So as sure as night follows day, the liberalization of finance was followed by a series of banking crises. These erupted in ‘the dark days of the 1970s’ in both advanced and emerging countries. The Latin American debt crisis launched another series of sovereign debt crises in 1982. Thanks to financial de-regulation of the American ‘thrift’ industry, the Savings and Loans crisis of the 1980s was followed by the 1987 stock market crash; the 1989 Junk Bond crash; the Tequila crisis of 1994; the Asia crisis of 1997-8; the Dotcom bubble of 1999-2000 and then the global financial crisis of 2007-9.
But while markets, banks, firms and millions of individuals “crashed and burned” the supply-side economic theory and policies of financial deregulation and capital mobility that underpinned the concept of ‘limitless growth’ were untouched. They remain intact to this day.
Not only that. The latest credit boom has expanded massively and is bigger even than that which preceded the 2007-9 crisis. The pace of China’s credit expansion worries central bankers because it poses new risks to global financial stability. For while China has enormous capacity and potential, it too faces limits. The question for Nick Burchett’s wealthy clients should be this: when will the system once again hit the buffers of those limits?
Once upon a time that was the $64 question. Then it became the $64 million question. Now it is the $64 trillion question.
And it is that $64 trillion question that should be worrying Cavendish Asset Management and its ideological fund managers. Not the possibility that a Labour government will bring real change. Real change that might finally stabilize the British economy, and bring an end to the relentless cycle of credit inflation and then catastrophic debt deflation.
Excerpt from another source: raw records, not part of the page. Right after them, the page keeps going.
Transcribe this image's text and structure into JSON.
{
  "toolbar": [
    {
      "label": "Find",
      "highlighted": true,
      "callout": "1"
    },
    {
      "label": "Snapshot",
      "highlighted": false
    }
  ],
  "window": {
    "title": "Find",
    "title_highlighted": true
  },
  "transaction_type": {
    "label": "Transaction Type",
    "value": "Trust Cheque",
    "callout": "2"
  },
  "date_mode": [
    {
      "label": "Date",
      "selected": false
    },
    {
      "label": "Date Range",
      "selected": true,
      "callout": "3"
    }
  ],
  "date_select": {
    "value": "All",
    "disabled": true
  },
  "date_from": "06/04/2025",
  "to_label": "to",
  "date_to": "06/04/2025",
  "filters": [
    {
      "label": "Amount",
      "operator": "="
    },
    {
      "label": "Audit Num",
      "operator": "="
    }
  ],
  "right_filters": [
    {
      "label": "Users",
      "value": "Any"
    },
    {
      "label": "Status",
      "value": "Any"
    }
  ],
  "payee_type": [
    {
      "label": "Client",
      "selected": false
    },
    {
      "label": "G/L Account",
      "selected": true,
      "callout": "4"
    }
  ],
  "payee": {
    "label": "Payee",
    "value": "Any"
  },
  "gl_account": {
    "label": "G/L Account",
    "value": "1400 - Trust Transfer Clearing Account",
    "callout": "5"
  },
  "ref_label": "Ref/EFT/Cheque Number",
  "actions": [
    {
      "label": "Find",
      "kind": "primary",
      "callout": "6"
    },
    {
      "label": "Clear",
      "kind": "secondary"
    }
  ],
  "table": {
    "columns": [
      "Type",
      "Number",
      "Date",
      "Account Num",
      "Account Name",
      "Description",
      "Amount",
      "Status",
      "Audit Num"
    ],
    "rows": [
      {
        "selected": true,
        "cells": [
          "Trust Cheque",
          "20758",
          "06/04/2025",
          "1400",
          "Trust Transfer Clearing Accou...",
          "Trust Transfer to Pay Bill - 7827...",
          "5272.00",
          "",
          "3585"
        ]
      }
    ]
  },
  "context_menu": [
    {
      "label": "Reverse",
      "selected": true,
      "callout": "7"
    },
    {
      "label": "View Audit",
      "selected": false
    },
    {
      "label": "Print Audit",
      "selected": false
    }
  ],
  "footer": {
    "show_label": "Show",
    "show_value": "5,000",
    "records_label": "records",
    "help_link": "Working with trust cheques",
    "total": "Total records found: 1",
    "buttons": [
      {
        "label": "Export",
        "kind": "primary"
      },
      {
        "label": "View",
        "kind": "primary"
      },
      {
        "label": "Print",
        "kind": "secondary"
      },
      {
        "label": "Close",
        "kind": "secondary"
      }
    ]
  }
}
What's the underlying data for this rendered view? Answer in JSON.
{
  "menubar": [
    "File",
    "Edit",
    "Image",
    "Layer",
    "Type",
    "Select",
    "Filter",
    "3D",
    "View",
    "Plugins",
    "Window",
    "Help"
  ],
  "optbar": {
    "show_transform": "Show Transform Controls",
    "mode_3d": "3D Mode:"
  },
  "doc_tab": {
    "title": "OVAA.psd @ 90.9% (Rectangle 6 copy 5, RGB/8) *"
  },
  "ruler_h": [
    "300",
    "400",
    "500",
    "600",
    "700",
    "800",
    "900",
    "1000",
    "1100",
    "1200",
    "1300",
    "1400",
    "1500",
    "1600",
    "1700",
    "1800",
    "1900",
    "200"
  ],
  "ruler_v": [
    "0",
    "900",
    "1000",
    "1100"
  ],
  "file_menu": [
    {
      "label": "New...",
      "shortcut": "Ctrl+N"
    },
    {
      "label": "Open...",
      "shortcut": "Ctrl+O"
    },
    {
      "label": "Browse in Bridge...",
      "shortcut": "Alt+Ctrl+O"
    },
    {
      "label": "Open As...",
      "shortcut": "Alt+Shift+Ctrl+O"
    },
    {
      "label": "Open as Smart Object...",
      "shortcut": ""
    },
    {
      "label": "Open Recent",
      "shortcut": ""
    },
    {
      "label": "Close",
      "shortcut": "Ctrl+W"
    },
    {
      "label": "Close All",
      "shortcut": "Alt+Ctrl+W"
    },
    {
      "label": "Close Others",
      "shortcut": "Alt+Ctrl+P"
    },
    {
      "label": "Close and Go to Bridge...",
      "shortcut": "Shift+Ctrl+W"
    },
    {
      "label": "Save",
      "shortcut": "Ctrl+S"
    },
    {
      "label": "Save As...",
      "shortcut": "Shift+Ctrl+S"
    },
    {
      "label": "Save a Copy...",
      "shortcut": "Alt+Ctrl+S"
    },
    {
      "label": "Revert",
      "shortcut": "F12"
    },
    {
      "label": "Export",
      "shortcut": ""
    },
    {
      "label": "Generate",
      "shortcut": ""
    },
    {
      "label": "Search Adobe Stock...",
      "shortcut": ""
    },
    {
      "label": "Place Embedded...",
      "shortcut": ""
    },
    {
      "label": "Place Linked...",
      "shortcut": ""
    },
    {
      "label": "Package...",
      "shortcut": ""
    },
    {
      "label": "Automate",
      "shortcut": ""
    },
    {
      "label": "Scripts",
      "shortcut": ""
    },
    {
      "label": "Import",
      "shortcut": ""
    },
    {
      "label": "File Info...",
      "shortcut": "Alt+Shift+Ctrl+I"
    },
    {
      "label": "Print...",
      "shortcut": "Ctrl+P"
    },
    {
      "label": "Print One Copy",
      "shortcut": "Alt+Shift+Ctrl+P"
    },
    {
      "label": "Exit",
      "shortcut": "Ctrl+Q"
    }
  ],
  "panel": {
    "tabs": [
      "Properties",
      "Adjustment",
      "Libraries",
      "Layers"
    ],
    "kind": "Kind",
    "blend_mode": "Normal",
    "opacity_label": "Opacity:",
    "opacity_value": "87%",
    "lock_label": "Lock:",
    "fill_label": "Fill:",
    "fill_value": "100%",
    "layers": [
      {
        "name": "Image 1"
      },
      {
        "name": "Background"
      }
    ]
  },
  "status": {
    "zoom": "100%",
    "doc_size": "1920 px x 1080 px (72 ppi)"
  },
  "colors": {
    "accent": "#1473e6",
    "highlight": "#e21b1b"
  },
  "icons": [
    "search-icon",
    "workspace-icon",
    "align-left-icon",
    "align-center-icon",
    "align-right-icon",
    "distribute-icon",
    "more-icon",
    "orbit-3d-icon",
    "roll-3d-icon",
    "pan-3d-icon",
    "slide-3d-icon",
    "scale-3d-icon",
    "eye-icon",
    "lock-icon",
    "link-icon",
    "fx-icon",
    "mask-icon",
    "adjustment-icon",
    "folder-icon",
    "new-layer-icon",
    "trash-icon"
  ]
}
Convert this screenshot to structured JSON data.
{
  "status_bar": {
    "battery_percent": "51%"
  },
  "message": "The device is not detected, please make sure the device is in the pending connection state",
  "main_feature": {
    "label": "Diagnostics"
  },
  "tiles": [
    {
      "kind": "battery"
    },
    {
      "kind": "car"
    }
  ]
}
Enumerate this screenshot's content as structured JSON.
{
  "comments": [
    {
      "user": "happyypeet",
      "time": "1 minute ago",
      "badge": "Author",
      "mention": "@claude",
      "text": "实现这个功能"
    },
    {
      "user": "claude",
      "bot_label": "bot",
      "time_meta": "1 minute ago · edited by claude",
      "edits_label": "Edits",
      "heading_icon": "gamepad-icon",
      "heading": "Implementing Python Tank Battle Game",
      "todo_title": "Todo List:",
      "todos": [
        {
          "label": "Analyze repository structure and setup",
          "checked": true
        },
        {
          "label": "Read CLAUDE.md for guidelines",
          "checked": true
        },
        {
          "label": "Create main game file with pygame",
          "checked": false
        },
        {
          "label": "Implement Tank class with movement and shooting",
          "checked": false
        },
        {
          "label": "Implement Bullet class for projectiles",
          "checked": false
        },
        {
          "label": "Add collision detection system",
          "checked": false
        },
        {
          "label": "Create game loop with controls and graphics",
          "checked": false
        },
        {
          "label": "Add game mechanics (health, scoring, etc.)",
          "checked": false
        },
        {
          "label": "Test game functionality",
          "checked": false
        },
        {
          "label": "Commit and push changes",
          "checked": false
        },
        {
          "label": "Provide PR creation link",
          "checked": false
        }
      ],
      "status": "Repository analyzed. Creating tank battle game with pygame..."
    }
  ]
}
By Ann Pettifor, author of The Case for The Green New Deal (Verso, ct 2019) & The Production of Money (Verso, 2017), and Director of Policy Research in Macroeconomics (PRIME).